Contact lens case noncompliance can result in some interesting stories. I have had patients keep their contact lenses in drinking glasses, film canisters and even plastic sandwich bags. Recently, I heard of a patient keeping his contact lenses in a pair of plastic spoons in disinfecting solution on the bathroom sink. Storing contact lenses in spoons was a new one to me. Of course, this begs the question, would it make a difference if they were silver spoons?

Improving Lens Care Regimen Compliance

At each visit, review the importance of proper lens care with the patient. Recommend a specific contact lens solution. Reinforce this by prescribing the solution and advising patients that not all solutions are created equal. Educate each patient about the significance of rubbing the lenses, not topping off solutions, and cleaning and replacing the contact lens case. If a patient understands that ocular health, good vision, and contact lens comfort are affected by correct lens care, then that patient may be more compliant in the long run.

Miscellaneous Noncompliance

Patient #3: In the Examination Chair, With Multiple Lenses When we saw this patient in the office, he stated that he was running low on contact lenses but he was not having any problems otherwise. His entering acuities with contact lenses were good, but during biomicroscopy, it looked as if the patient was wearing multiple lenses. Upon further questioning, the patient admitted that, yes, he was in fact wearing two of his wife's −2.00D hydrogel lenses in each eye. Because he wore −4.00D lenses, and was good at addition, he figured he could stack two −2.00D lenses and see well enough until he could order more of his own prescription. His wife was tired of him ransacking her supply of lenses and had prohibited him from taking any more of her lenses, leaving him no choice but to get an exam. He would not admit to how long he had been "creative" with his contact lens wear.

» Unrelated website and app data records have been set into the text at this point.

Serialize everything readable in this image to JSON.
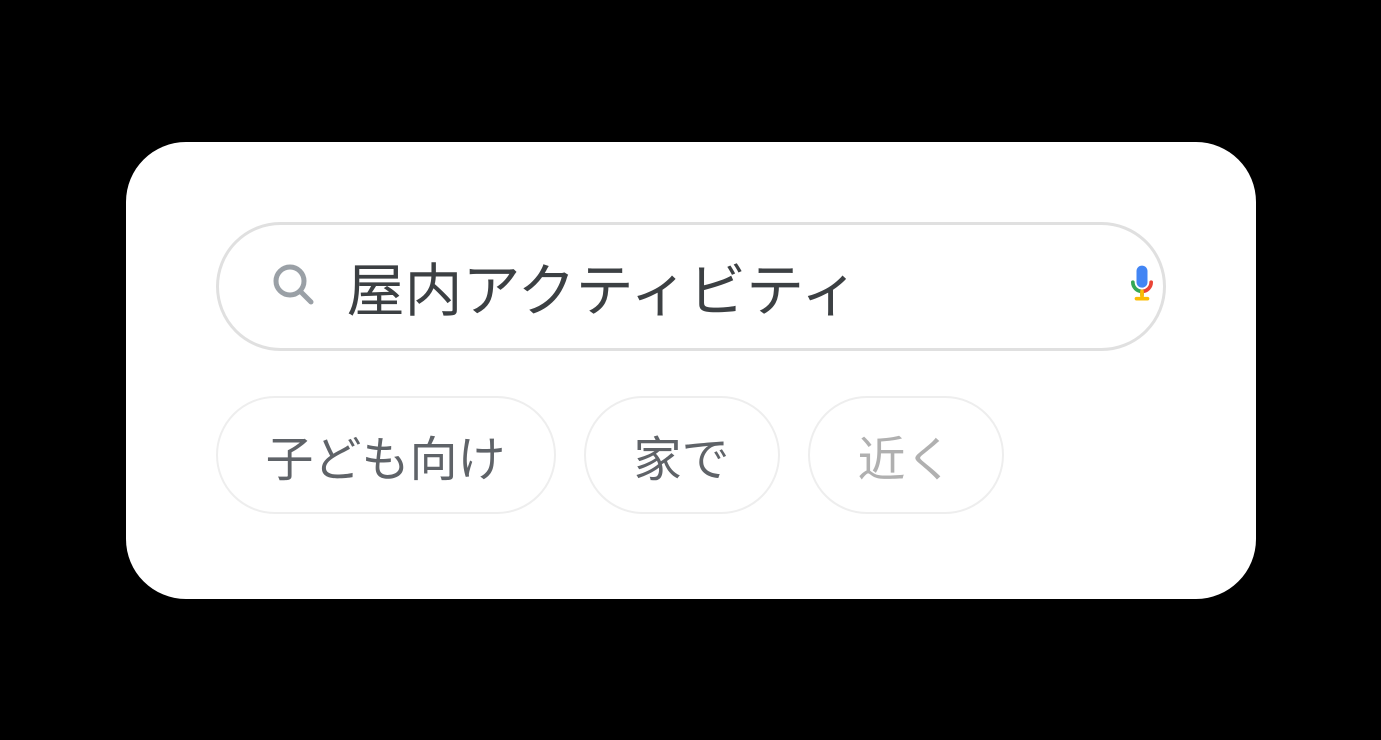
{
  "search": {
    "query": "屋内アクティビティ"
  },
  "chips": [
    {
      "label": "子ども向け",
      "faded": false
    },
    {
      "label": "家で",
      "faded": false
    },
    {
      "label": "近く",
      "faded": true
    }
  ]
}
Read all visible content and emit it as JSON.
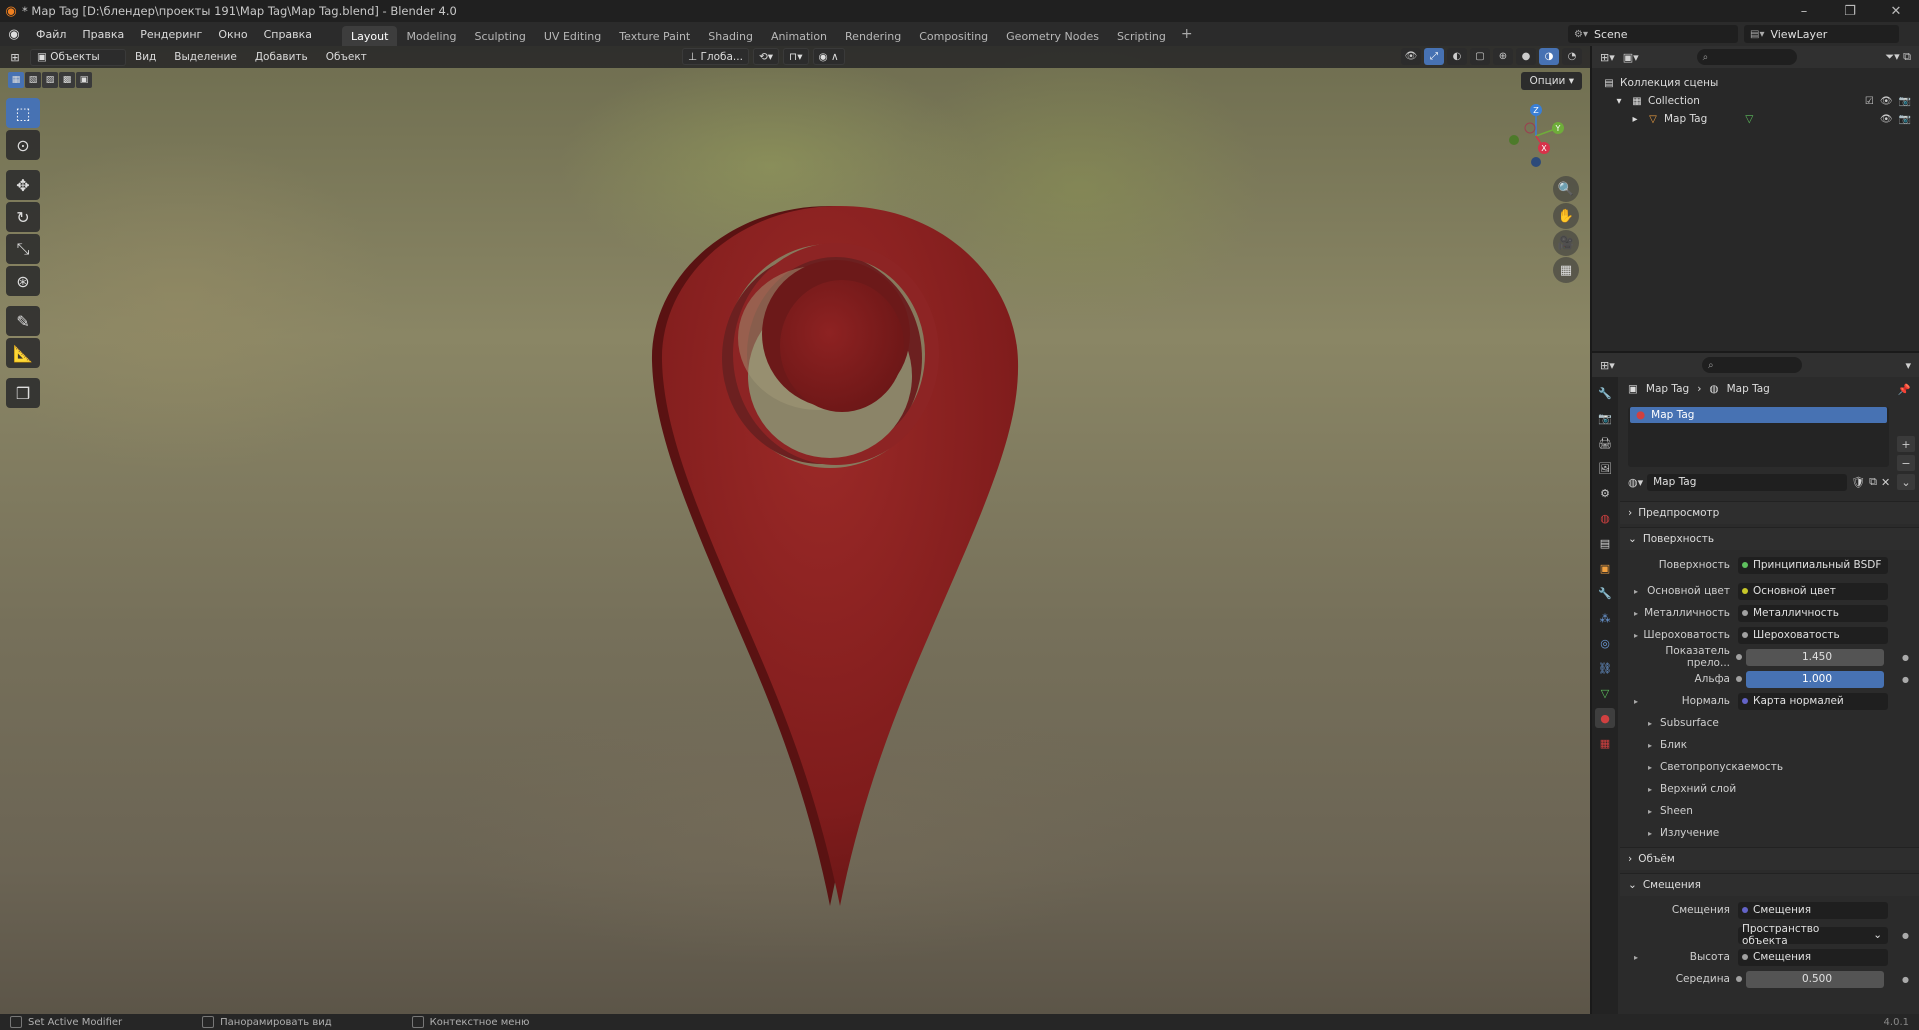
{
  "titlebar": {
    "title": "* Map Tag [D:\\блендер\\проекты 191\\Map Tag\\Map Tag.blend] - Blender 4.0"
  },
  "menu": [
    "Файл",
    "Правка",
    "Рендеринг",
    "Окно",
    "Справка"
  ],
  "workspaces": [
    "Layout",
    "Modeling",
    "Sculpting",
    "UV Editing",
    "Texture Paint",
    "Shading",
    "Animation",
    "Rendering",
    "Compositing",
    "Geometry Nodes",
    "Scripting"
  ],
  "active_workspace": "Layout",
  "scene": "Scene",
  "view_layer": "ViewLayer",
  "viewport": {
    "mode": "Объекты",
    "menus": [
      "Вид",
      "Выделение",
      "Добавить",
      "Объект"
    ],
    "transform_orientation": "Глоба...",
    "options": "Опции"
  },
  "gizmo": {
    "x": "X",
    "y": "Y",
    "z": "Z"
  },
  "outliner": {
    "scene_collection": "Коллекция сцены",
    "collection": "Collection",
    "object": "Map Tag"
  },
  "properties": {
    "crumb_object": "Map Tag",
    "crumb_material": "Map Tag",
    "slot": "Map Tag",
    "material_name": "Map Tag",
    "panels": {
      "preview": "Предпросмотр",
      "surface": "Поверхность",
      "volume": "Объём",
      "displacement": "Смещения"
    },
    "surface": {
      "surface_label": "Поверхность",
      "surface_value": "Принципиальный BSDF",
      "base_color_label": "Основной цвет",
      "base_color_value": "Основной цвет",
      "metallic_label": "Металличность",
      "metallic_value": "Металличность",
      "roughness_label": "Шероховатость",
      "roughness_value": "Шероховатость",
      "ior_label": "Показатель прело...",
      "ior_value": "1.450",
      "alpha_label": "Альфа",
      "alpha_value": "1.000",
      "normal_label": "Нормаль",
      "normal_value": "Карта нормалей"
    },
    "subpanels": [
      "Subsurface",
      "Блик",
      "Светопропускаемость",
      "Верхний слой",
      "Sheen",
      "Излучение"
    ],
    "displacement": {
      "disp_label": "Смещения",
      "disp_value": "Смещения",
      "space_value": "Пространство объекта",
      "height_label": "Высота",
      "height_value": "Смещения",
      "mid_label": "Середина",
      "mid_value": "0.500"
    }
  },
  "status": {
    "left": "Set Active Modifier",
    "middle": "Панорамировать вид",
    "right": "Контекстное меню",
    "version": "4.0.1"
  },
  "colors": {
    "accent": "#4772b3",
    "pin": "#8a1f1f"
  }
}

I found it odd that the patient would not come clean at the beginning and admit to wearing multiple lenses when it would become apparent during the examination. This case is a good example of the lengths that patients will take to remain in contact lenses, even if these measures can result in problems. The advent of higher-Dk silicone hydrogel lenses has reduced corneal hypoxic complications and made piggybacking lenses a feasible option under the supervision of a doctor, but it an unwise choice when made by patients.

In addition, eyecare practitioners may have to combat poor information from unanticipated sources. In recent years there have been restrictions (unless for medical need) on the size of liquid-containing bottles in carry-on luggage. I read a "helpful tip" in some now forgotten ladies magazine urging travelers to transfer contact lens solutions into smaller bottles. I can't imagine that these smaller containers were sterile.

Conclusion

There is no way to anticipate and prevent all of the inadvisable actions that patients may take with contact lens wear and care, even with the best instructive efforts. Continually educating patients that contact lenses are medical devices and reviewing proper lens wearing and replacement schedules is the best way to avoid noncompliance.

Contact lenses are ubiquitous, relatively inexpensive, and seen as a commodity by many patients, not as medical devices. This cavalier attitude can lead to contact lens noncompliance and unwanted complications. Proper education from the beginning can help prevent patients from falling into bad habits.

Because studies show that contact lens noncompliance is prevalent in patients who have worn contact lenses for several years, each patient encounter is an opportunity to review and reinforce proper wearing and replacement time and contact lens care. Be on guard for clues of risky behavior and noncompliance, especially when elements of the examination don't add up. CLS

For references, please visit http://www.clspectrum.com/references.asp and click on document #168.



Contact Lens Spectrum, Issue: November 2009